Demanding better connectivity, the youngsters of the region are holding protest rallies against the government and boycotting online classes for the last couple of months.
<blockquote class="twitter-tweet">
<p dir="ltr" lang="en">A sheer example of internet crises in Gilgit-Baltistan where students have to hike up to the mountain tops just to attend their online classes.
If this isn’t opression i don’t know what will. <a href="https://twitter.com/hashtag/Internet4GilgitBaltistan?src=hash&amp;ref_src=twsrc%5Etfw">#Internet4GilgitBaltistan</a> <a href="https://twitter.com/hashtag/GilgitBaltistan?src=hash&amp;ref_src=twsrc%5Etfw">#GilgitBaltistan</a> <a href="https://t.co/6rut0ZP4W8">pic.twitter.com/6rut0ZP4W8</a></p>

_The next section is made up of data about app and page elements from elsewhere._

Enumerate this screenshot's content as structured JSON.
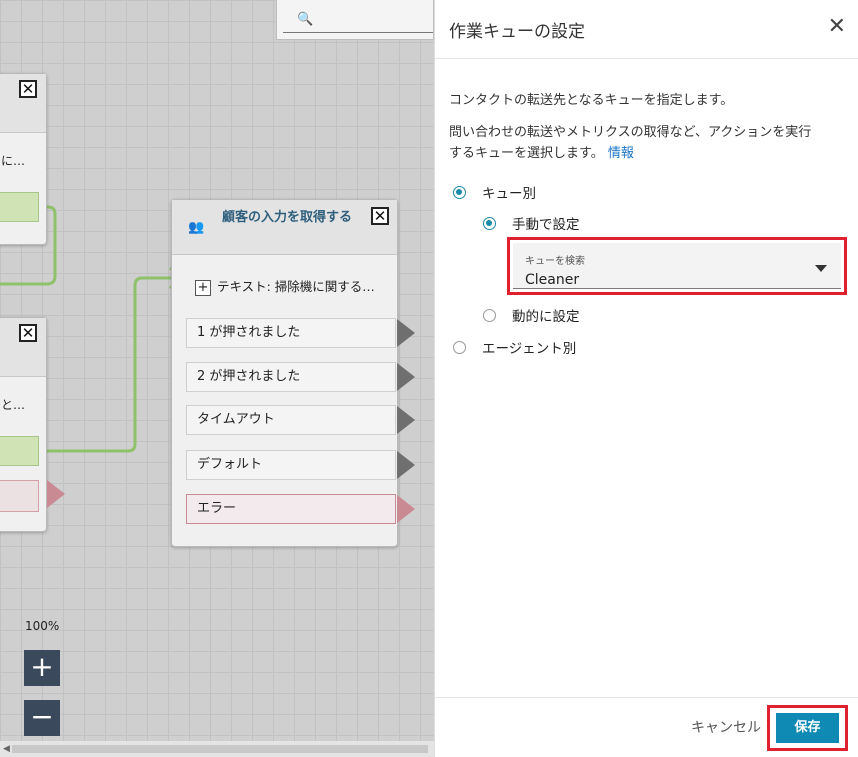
{
  "canvas": {
    "zoom_level": "100%",
    "zoom_in": "+",
    "zoom_out": "−",
    "left_block_1": {
      "text": "に…"
    },
    "left_block_2": {
      "text": "と…"
    },
    "main_block": {
      "title": "顧客の入力を取得する",
      "prompt": "テキスト: 掃除機に関する…",
      "branches": [
        "1 が押されました",
        "2 が押されました",
        "タイムアウト",
        "デフォルト",
        "エラー"
      ]
    },
    "colors": {
      "green_connector": "#8fc16a",
      "pink_error": "#c98a94"
    }
  },
  "panel": {
    "title": "作業キューの設定",
    "description_1": "コンタクトの転送先となるキューを指定します。",
    "description_2_line1": "問い合わせの転送やメトリクスの取得など、アクションを実行",
    "description_2_line2": "するキューを選択します。",
    "info_link": "情報",
    "options": {
      "by_queue": "キュー別",
      "manual": "手動で設定",
      "dynamic": "動的に設定",
      "by_agent": "エージェント別"
    },
    "queue_select": {
      "label": "キューを検索",
      "value": "Cleaner"
    },
    "cancel": "キャンセル",
    "save": "保存"
  }
}
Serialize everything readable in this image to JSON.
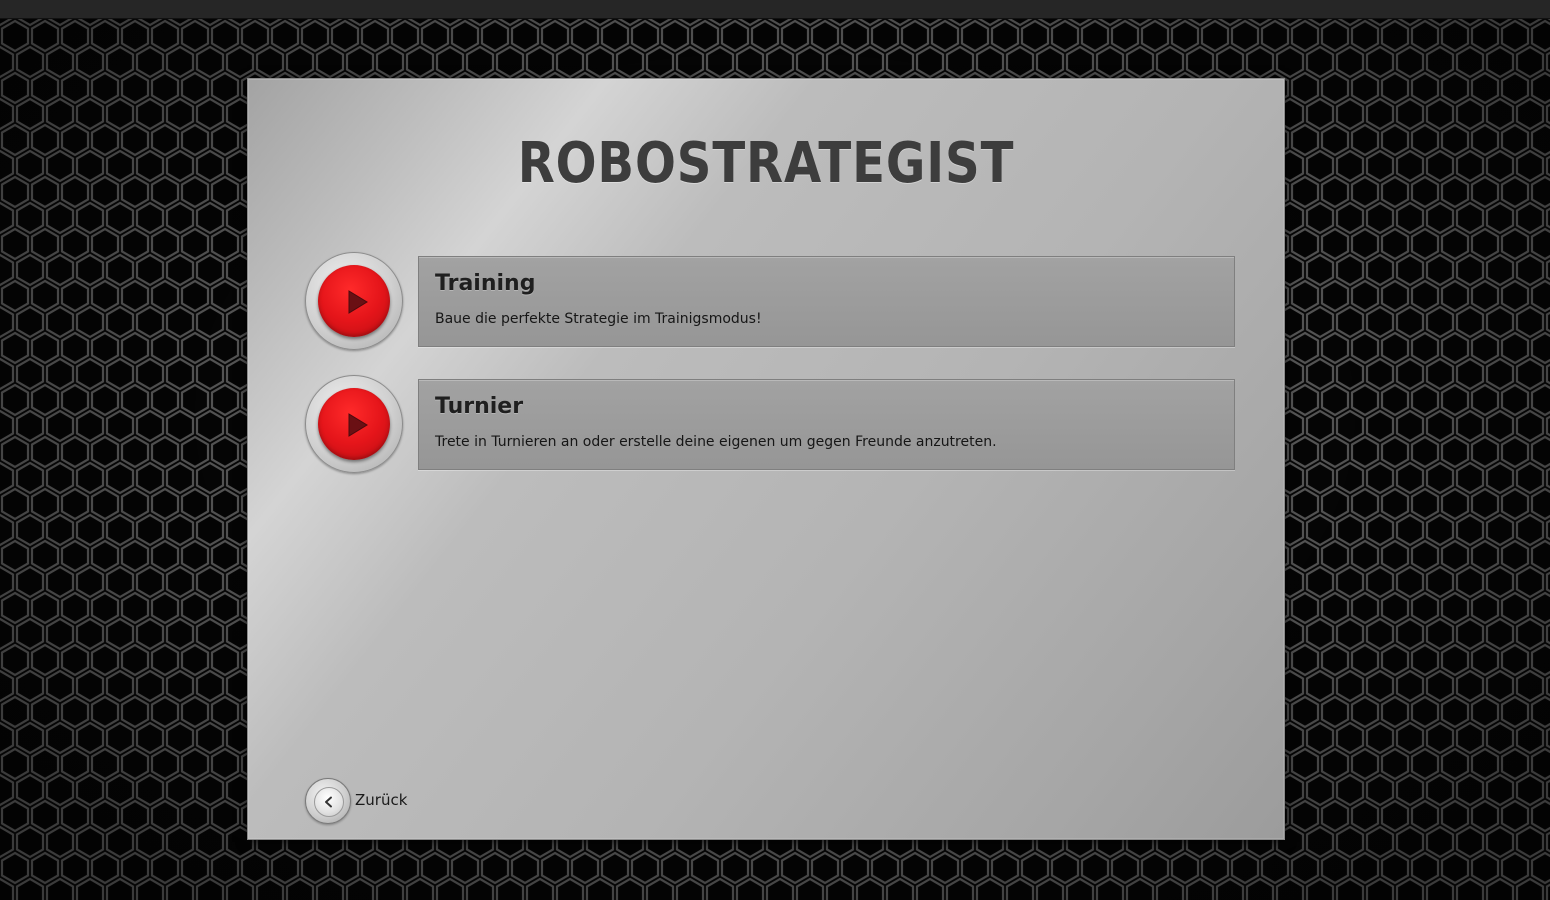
{
  "app": {
    "title": "ROBOSTRATEGIST"
  },
  "modes": [
    {
      "title": "Training",
      "description": "Baue die perfekte Strategie im Trainigsmodus!",
      "icon": "play-icon"
    },
    {
      "title": "Turnier",
      "description": "Trete in Turnieren an oder erstelle deine eigenen um gegen Freunde anzutreten.",
      "icon": "play-icon"
    }
  ],
  "navigation": {
    "back_label": "Zurück",
    "back_icon": "chevron-left-icon"
  },
  "colors": {
    "accent_red": "#e5151a",
    "title_text": "#3d3d3d",
    "panel_metal": "#bcbcbc",
    "background_hex": "#0c0c0c"
  }
}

— Basit Ali (@BasitAli0337) <a href="https://twitter.com/BasitAli0337/status/1280392988263317504?ref_src=twsrc%5Etfw">July 7, 2020</a></blockquote>
<script async src="https://platform.twitter.com/widgets.js" charset="utf-8"></script>With almost every project going into the hands of the Chinese, from Pok till Balochistan, numerous bundles of dollars are coming to Pakistan but a good internet connectivity may still take a lot of time to arrive..